DAY FOUR (March 3, 2009) — The sun is shining and everyone on board is taking full advantage –especially on Norwegian’s private Bahamian Island Great Stirrup Cay.
Kids are snorkeling in the turquoise clear water while parents catch some rays. There’s a beach volleyball game in full swing and a barbeque going. Bahamian music is playing and the Bahama Mamas are flowing.
I get a massage on the beach — right in the middle of all the action. At first, I thought the beach massages would be in a secluded area but then I realized it’s kind of fun to simply tune out and listen to all the activity swirling around you — one person talking about how glad they are to be away from the snow, another feeding a baby (there are 25 children under two on board!).
One grandmother is flying a kite with her grandson.

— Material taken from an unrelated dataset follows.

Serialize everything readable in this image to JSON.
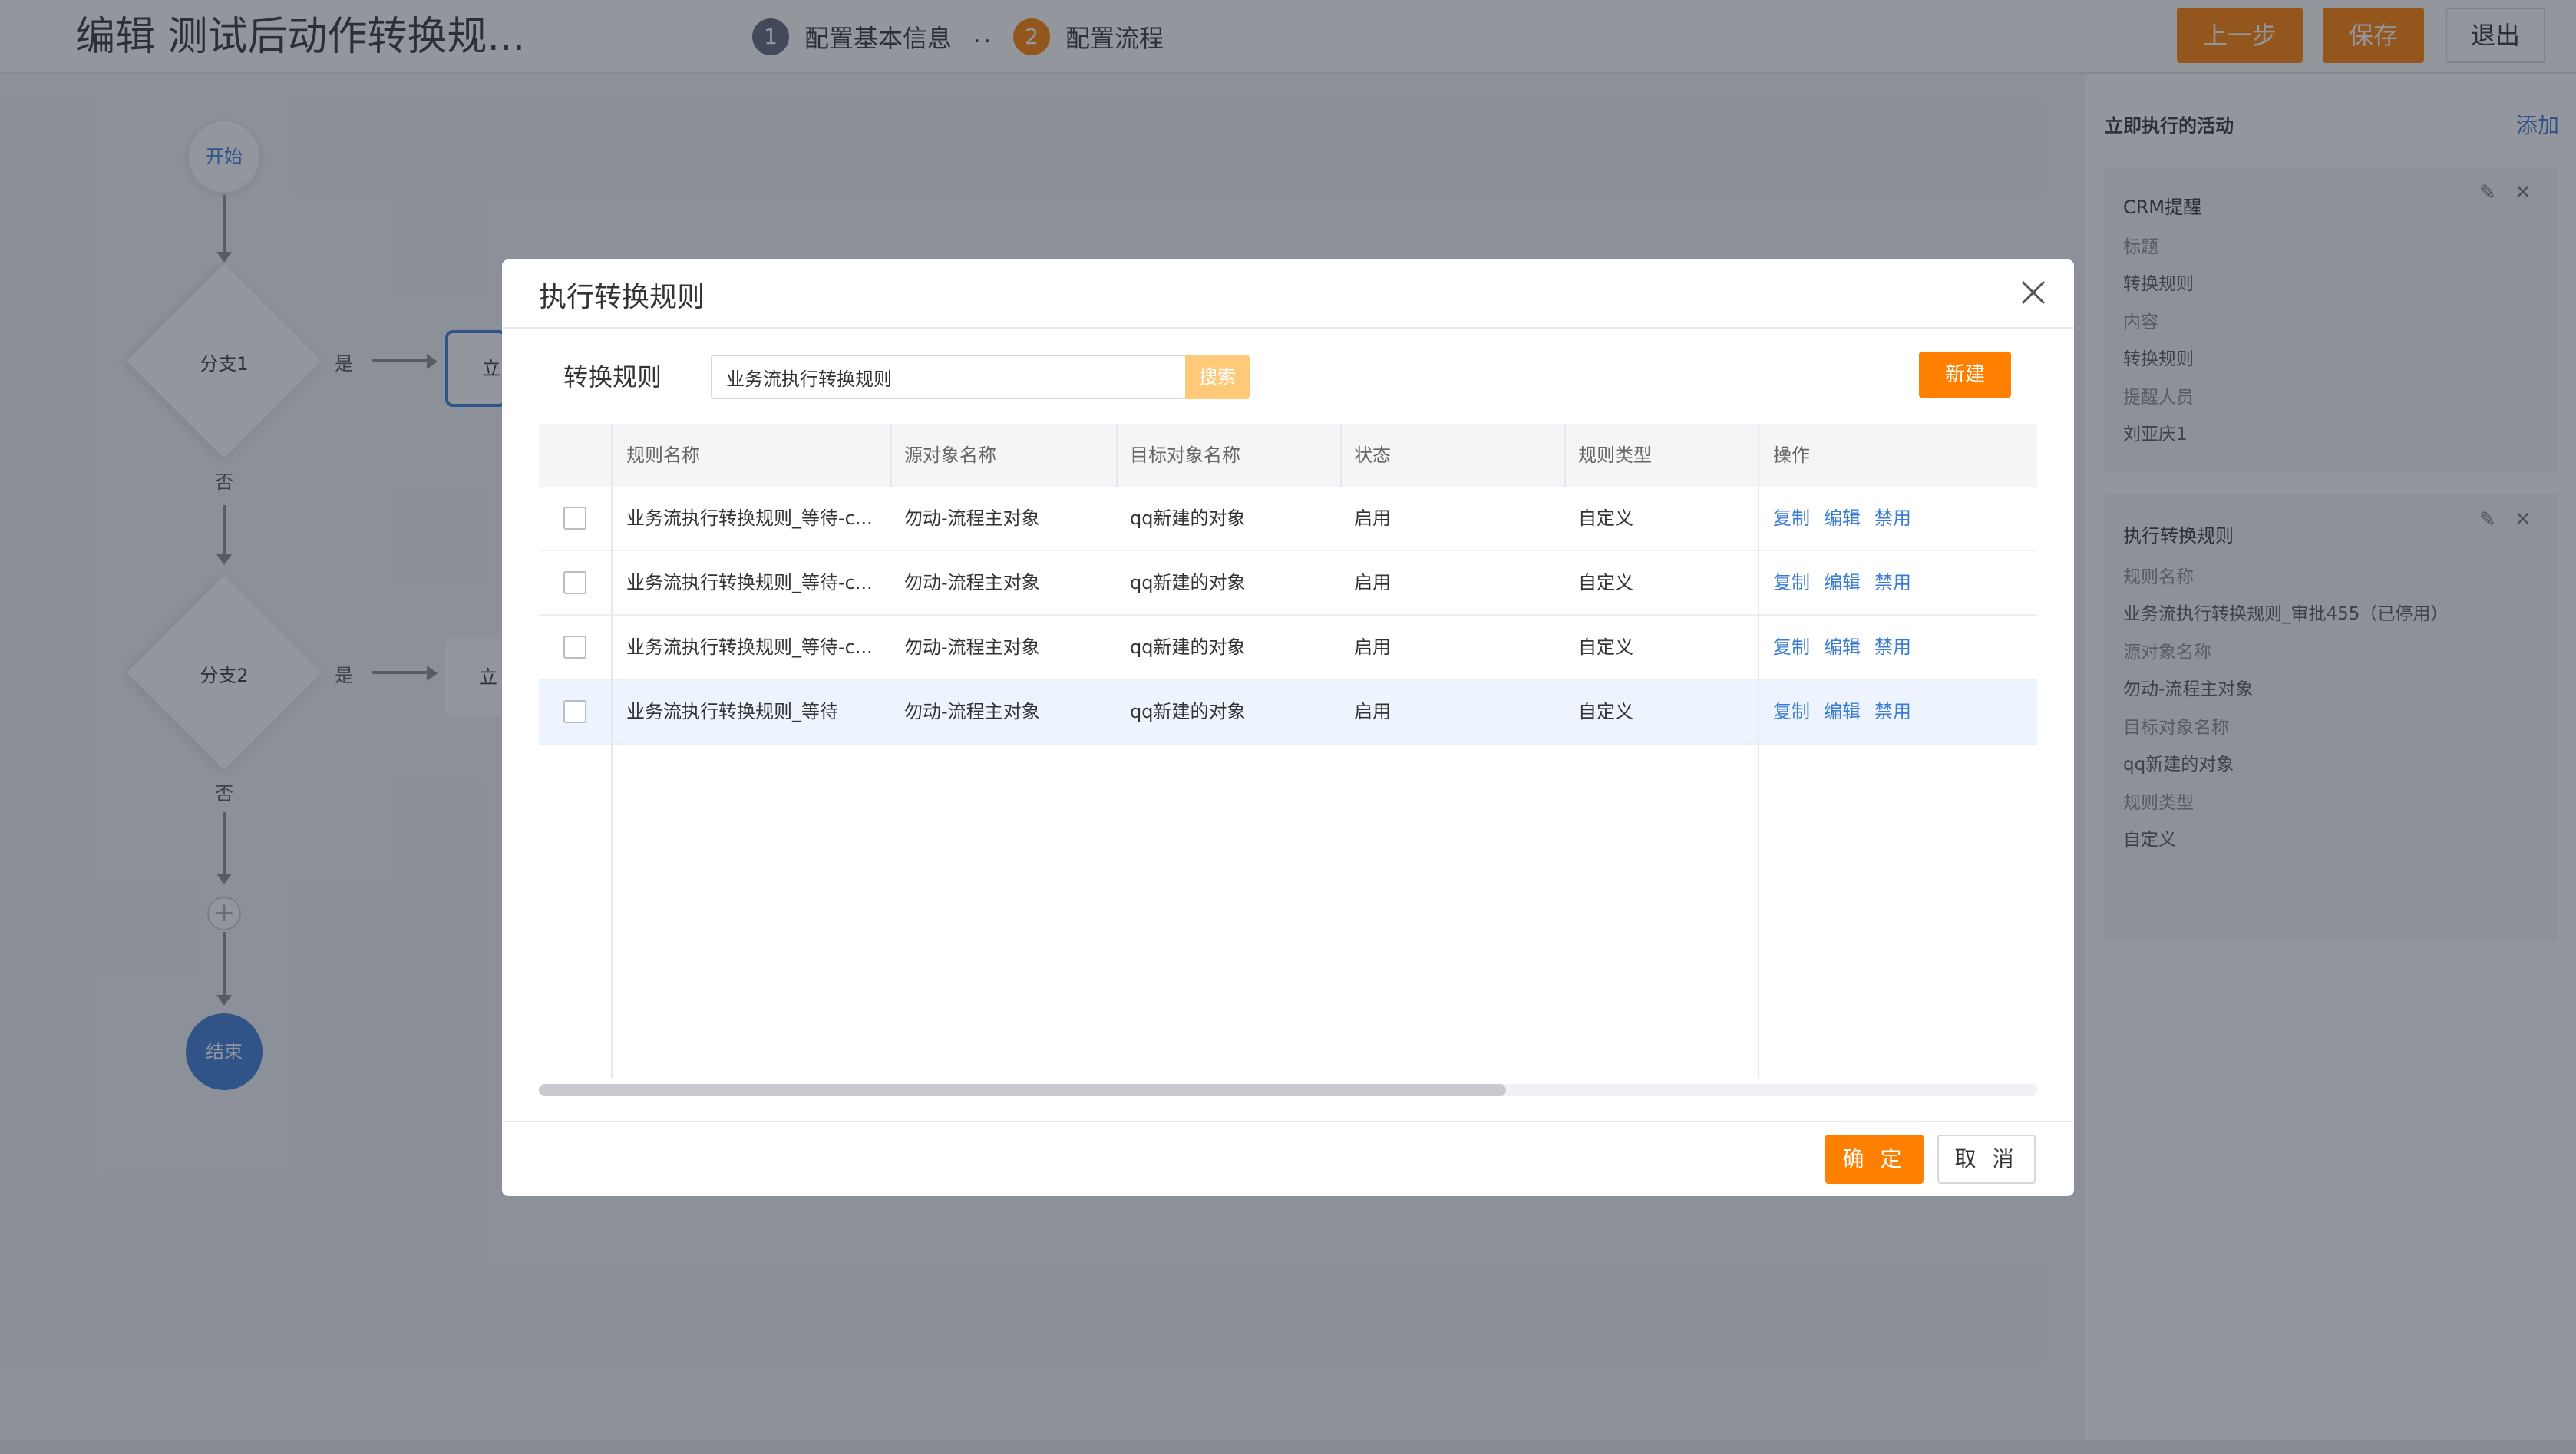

A teen snoozes in the hammock. It could be any beach on a busy summer weekend except we’re in the Bahamas and there isn’t anyone here except the passengers on the Norwegian Gem. We don’t need money either — our room cards suffice to pay for drinks or snorkel gear or parasailing. You only need money if you want to buy a tee shirt from the locals selling them.
“I love this cruise,” says Eleni Rabbini, who is on the beach with her family — and on her first cruise. The best part, the Montreal mom of two says, is the food — and not having to cook it herself!
I ask Monica Evans how she’s managing with three young children — including an infant. She’s traveling with her extended family. “Going good,” she reports, as the older kids chow down on hot dogs, corn on the cob and burgers. And despite the chilly weather, her girls got in the ocean. They live in Salt Lake City, after all, and don’t often get the chance.
If only it were a few degrees warmer! “Better last year,” one grandmother from Connecticut tells me.
But the chilly weather doesn’t stop anyone from having fun or the kids from going in the water either on the island or on the water slide on board, where the were lined up before 9 a.m.!
The thing about a cruise ship is there is always plenty to do, no matter the weather. For example, I drop in on LEGO master builder Dan Steininger who is hard at work — with kids’ help — putting together a huge LEGO mosaic in one small room while at another table; other kids are building their own “freestyle” creations.
Women and men are signing up for various spa treatments — even teeth whitening. There’s ping pong, chess, basketball, bridge and bowling, limbo, Pilates and — this seems an oxymoron on a cruise ship — a seminar on how to eat more to weigh less! There is organized supervised day care but because we are in port, there is a charge. Most kids seem to be with their parents today.
Todd and Mindy Hawkins are building LEGOS with their three year old Ava. Their 18 month old son is home, they tell me with their other grandparents, while they joined her family on this trip. “He wouldn’t have enjoyed it and we would have been miserable,” she explains.
Todd adds that he’s not really a cruiser — he grew up taking road trips and RVing. When you get married, he added, you’ve got to merge your vacation styles as well as your families.
“I wouldn’t have chosen this,” he says, “But I’m having fun.”
And that’s what counts.
Now what should I have for lunch? Sushi anybody?